In your copy of the data below, reproduce every entry exactly and omit the pictures.

────────────────────

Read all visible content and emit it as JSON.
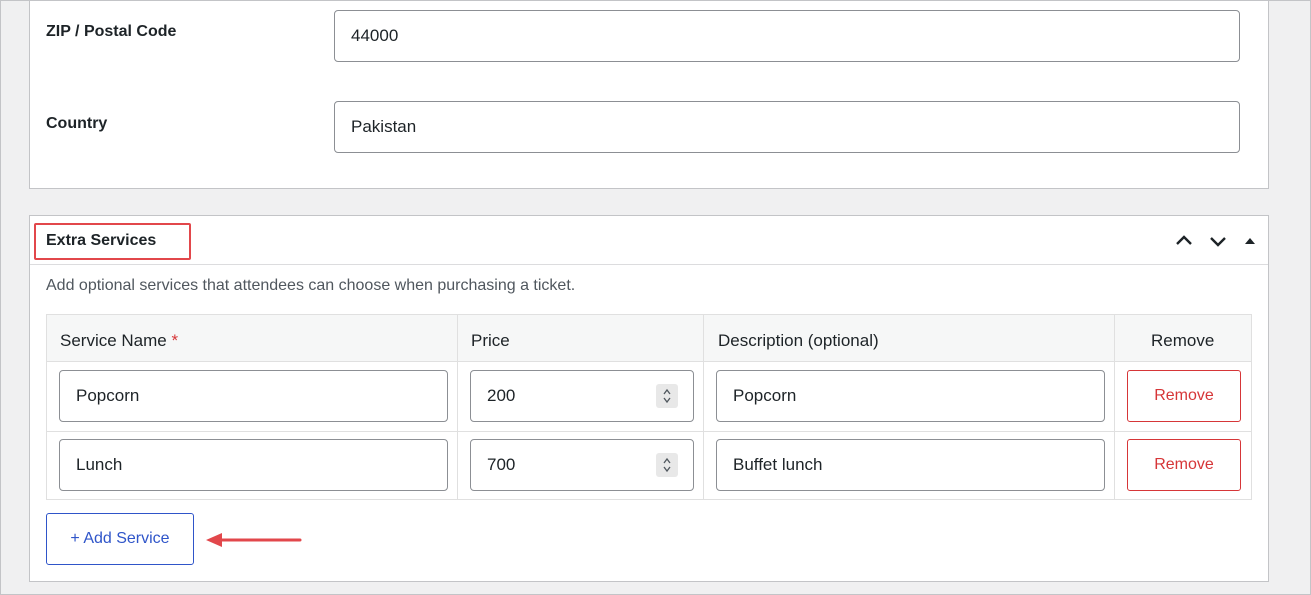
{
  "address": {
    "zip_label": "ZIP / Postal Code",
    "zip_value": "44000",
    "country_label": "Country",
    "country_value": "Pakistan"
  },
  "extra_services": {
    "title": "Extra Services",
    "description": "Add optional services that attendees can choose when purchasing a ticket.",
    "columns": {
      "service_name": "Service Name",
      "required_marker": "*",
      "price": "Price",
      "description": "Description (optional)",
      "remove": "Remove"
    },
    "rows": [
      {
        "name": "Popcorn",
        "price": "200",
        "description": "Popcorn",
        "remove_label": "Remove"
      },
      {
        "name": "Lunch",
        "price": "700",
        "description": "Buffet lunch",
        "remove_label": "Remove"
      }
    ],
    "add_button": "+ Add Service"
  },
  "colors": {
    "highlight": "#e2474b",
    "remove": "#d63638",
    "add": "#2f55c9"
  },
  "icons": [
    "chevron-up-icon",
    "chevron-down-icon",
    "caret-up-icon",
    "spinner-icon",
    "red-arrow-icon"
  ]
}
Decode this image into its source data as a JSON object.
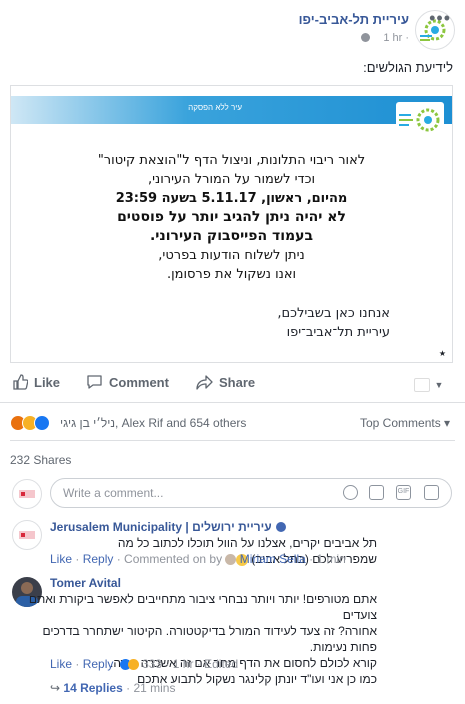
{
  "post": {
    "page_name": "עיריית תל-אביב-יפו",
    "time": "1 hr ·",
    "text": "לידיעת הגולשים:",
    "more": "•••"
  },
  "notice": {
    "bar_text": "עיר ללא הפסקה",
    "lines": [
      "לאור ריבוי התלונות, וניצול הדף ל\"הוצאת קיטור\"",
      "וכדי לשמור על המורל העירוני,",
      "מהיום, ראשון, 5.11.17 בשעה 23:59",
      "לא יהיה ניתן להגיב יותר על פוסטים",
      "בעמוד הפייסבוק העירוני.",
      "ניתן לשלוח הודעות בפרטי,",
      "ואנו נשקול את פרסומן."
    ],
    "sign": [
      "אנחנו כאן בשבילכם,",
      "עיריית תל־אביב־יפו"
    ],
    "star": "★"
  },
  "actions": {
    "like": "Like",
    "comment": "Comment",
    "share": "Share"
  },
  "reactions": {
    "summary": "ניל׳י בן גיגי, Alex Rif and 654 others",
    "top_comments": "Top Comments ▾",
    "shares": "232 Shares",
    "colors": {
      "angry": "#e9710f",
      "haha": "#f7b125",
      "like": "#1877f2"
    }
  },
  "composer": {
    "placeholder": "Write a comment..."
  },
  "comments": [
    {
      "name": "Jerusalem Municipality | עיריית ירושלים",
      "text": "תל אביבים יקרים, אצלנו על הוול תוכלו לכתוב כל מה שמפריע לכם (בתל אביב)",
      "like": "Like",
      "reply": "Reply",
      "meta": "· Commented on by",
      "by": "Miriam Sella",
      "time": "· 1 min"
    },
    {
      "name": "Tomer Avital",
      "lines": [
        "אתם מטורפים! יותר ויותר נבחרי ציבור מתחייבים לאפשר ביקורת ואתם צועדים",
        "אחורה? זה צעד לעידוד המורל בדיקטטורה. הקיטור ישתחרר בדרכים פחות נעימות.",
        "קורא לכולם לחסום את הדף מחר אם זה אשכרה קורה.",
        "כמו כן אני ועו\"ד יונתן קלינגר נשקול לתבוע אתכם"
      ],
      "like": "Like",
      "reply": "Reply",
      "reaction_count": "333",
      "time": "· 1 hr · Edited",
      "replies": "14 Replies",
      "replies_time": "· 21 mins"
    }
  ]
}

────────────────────

_Exercise answer_:
Read all visible content and emit it as JSON.
{
  "address": {
    "zip_label": "ZIP / Postal Code",
    "zip_value": "44000",
    "country_label": "Country",
    "country_value": "Pakistan"
  },
  "extra_services": {
    "title": "Extra Services",
    "description": "Add optional services that attendees can choose when purchasing a ticket.",
    "columns": {
      "service_name": "Service Name",
      "required_marker": "*",
      "price": "Price",
      "description": "Description (optional)",
      "remove": "Remove"
    },
    "rows": [
      {
        "name": "Popcorn",
        "price": "200",
        "description": "Popcorn",
        "remove_label": "Remove"
      },
      {
        "name": "Lunch",
        "price": "700",
        "description": "Buffet lunch",
        "remove_label": "Remove"
      }
    ],
    "add_button": "+ Add Service"
  },
  "colors": {
    "highlight": "#e2474b",
    "remove": "#d63638",
    "add": "#2f55c9"
  },
  "icons": [
    "chevron-up-icon",
    "chevron-down-icon",
    "caret-up-icon",
    "spinner-icon",
    "red-arrow-icon"
  ]
}
Decode this image into its source data as a JSON object.
{
  "post": {
    "page_name": "עיריית תל-אביב-יפו",
    "time": "1 hr ·",
    "text": "לידיעת הגולשים:",
    "more": "•••"
  },
  "notice": {
    "bar_text": "עיר ללא הפסקה",
    "lines": [
      "לאור ריבוי התלונות, וניצול הדף ל\"הוצאת קיטור\"",
      "וכדי לשמור על המורל העירוני,",
      "מהיום, ראשון, 5.11.17 בשעה 23:59",
      "לא יהיה ניתן להגיב יותר על פוסטים",
      "בעמוד הפייסבוק העירוני.",
      "ניתן לשלוח הודעות בפרטי,",
      "ואנו נשקול את פרסומן."
    ],
    "sign": [
      "אנחנו כאן בשבילכם,",
      "עיריית תל־אביב־יפו"
    ],
    "star": "★"
  },
  "actions": {
    "like": "Like",
    "comment": "Comment",
    "share": "Share"
  },
  "reactions": {
    "summary": "ניל׳י בן גיגי, Alex Rif and 654 others",
    "top_comments": "Top Comments ▾",
    "shares": "232 Shares",
    "colors": {
      "angry": "#e9710f",
      "haha": "#f7b125",
      "like": "#1877f2"
    }
  },
  "composer": {
    "placeholder": "Write a comment..."
  },
  "comments": [
    {
      "name": "Jerusalem Municipality | עיריית ירושלים",
      "text": "תל אביבים יקרים, אצלנו על הוול תוכלו לכתוב כל מה שמפריע לכם (בתל אביב)",
      "like": "Like",
      "reply": "Reply",
      "meta": "· Commented on by",
      "by": "Miriam Sella",
      "time": "· 1 min"
    },
    {
      "name": "Tomer Avital",
      "lines": [
        "אתם מטורפים! יותר ויותר נבחרי ציבור מתחייבים לאפשר ביקורת ואתם צועדים",
        "אחורה? זה צעד לעידוד המורל בדיקטטורה. הקיטור ישתחרר בדרכים פחות נעימות.",
        "קורא לכולם לחסום את הדף מחר אם זה אשכרה קורה.",
        "כמו כן אני ועו\"ד יונתן קלינגר נשקול לתבוע אתכם"
      ],
      "like": "Like",
      "reply": "Reply",
      "reaction_count": "333",
      "time": "· 1 hr · Edited",
      "replies": "14 Replies",
      "replies_time": "· 21 mins"
    }
  ]
}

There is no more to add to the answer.